It’s been a good week for record label PR and a bad one for Chimp research, following from Muxloe’s Young Marble Giants admission, I had penned the following review based upon the first few listens of Jeffrey Lewis’ 12 Crass Songs:
Jeffrey Lewis began life as a beatnik, or at least his parents were, a lifestyle choice that deemed comic books and blues records more suitable entertainment than that old Hippy’s foe: Television. Lewis took that early absence in his life personally it seems, as TV is one of several targets in the sights of his nasally-voiced shotgun on new album 12 Crass Songs.
Before becoming a musician and a member of New York’s anti-folk movement (the power and anger of punk via acoustic guitar) Lewis drew (aha) on his upbringing to become an underground comic book artist. The sparse/direct style of comic books runs through 12 Crass Songs; it’s a wall-to-wall bunch of blunt, angry self-effacement - delivered like a crude black and white sketch through minimal music and Lewis’ talking/singing.
12 Crass Songs doesn’t let up. Nothing is spared as various tones of grey are added to the bleak portrait of the western world today. The human race is the first in the firing line on End Result “I’m part of the race that kills for possessions, part of the race that’s wiping itself out” On I Ain’t Thick, Lewis has his daggers drawn for that old villain 'The Man' who uses TV/Sarah Jessica Parker, consumerism and even history books, to keep the masses downtrodden, but Lewis ain’t having that y’all.
Systematic Death plays out like a comic book story, etching a sketch of Mr and Mrs Average America doomed to a life of misery, oppression and downright idiocy under the SYSTEM SYSTEM SYSTEM!

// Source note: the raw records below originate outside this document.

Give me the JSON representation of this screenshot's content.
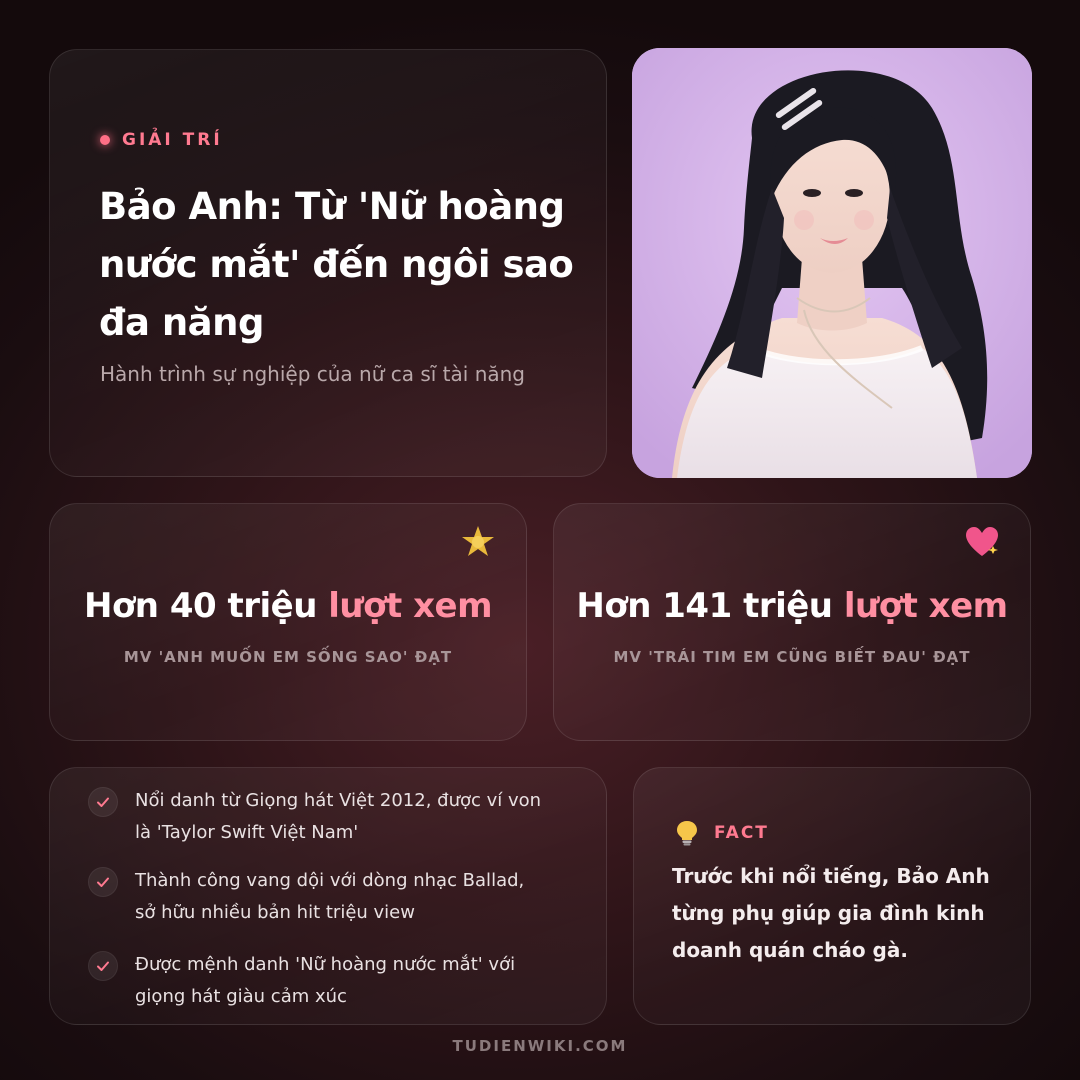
{
  "hero": {
    "category": "GIẢI TRÍ",
    "title_lines": [
      "Bảo Anh: Từ 'Nữ hoàng",
      "nước mắt' đến ngôi sao",
      "đa năng"
    ],
    "subtitle": "Hành trình sự nghiệp của nữ ca sĩ tài năng"
  },
  "photo": {
    "alt": "portrait-photo"
  },
  "stats": [
    {
      "icon": "sparkle-star-icon",
      "value_main": "Hơn 40 triệu",
      "value_accent": "lượt xem",
      "desc": "MV 'ANH MUỐN EM SỐNG SAO' ĐẠT"
    },
    {
      "icon": "sparkling-heart-icon",
      "value_main": "Hơn 141 triệu",
      "value_accent": "lượt xem",
      "desc": "MV 'TRÁI TIM EM CŨNG BIẾT ĐAU' ĐẠT"
    }
  ],
  "highlights": [
    {
      "line1": "Nổi danh từ Giọng hát Việt 2012, được ví von",
      "line2": "là 'Taylor Swift Việt Nam'"
    },
    {
      "line1": "Thành công vang dội với dòng nhạc Ballad,",
      "line2": "sở hữu nhiều bản hit triệu view"
    },
    {
      "line1": "Được mệnh danh 'Nữ hoàng nước mắt' với",
      "line2": "giọng hát giàu cảm xúc"
    }
  ],
  "fact": {
    "icon": "light-bulb-icon",
    "label": "FACT",
    "lines": [
      "Trước khi nổi tiếng, Bảo Anh",
      "từng phụ giúp gia đình kinh",
      "doanh quán cháo gà."
    ]
  },
  "footer": "TUDIENWIKI.COM",
  "colors": {
    "accent": "#ff7a90",
    "background": "#1a0d10"
  }
}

If he’s pissed at Sarah Jessica Parker, then imagine the ire Lewis reserves for Bush (I bet even Sarah Jessica Parker is pissed at him) and Mr. President’s policies, particularly his idea of defence, come under the penlike scalpel of Lewis. Even punk itself isn’t safe. Punk is Dead laments that the movement that once inspired Lewis and his contempories sold itself out “Punk is Dead. Punk is Dead. Just another cheap product for the consumer’s head”.
I would disagree however, what is punk other than getting a personal message out there by the most direct means possible (or is that DHL? (Corporate Fascists)). It’s easy to roll the eyes at another New York artist bitching about conspiracies and the like, but that’s exactly the fuel that feeds 12 Crass Songs. The world in 2007 is a mixed-up place of complacency and terror, artists that stick their head out, stare you in the eyes and point that out should be saluted. However, it surely wouldn’t detract from the message to add a splash of colour now and again, if only musically….
Then, like a tardy Colombo, I discovered that I had overlooked a vital piece of evidence; 12 Crass Songs is exactly that; 12 cover versions from late 70s/Early 80s English Anarchists Crass. It’s depressing to think that 30 year old messages of protest and opposition still ring true and clear today, and strangely all of my thoughts were still valid - even though I refuse to believe that Sarah Jessica Parker was a key instrument in Thatcher’s oppression of Britain’s working classes.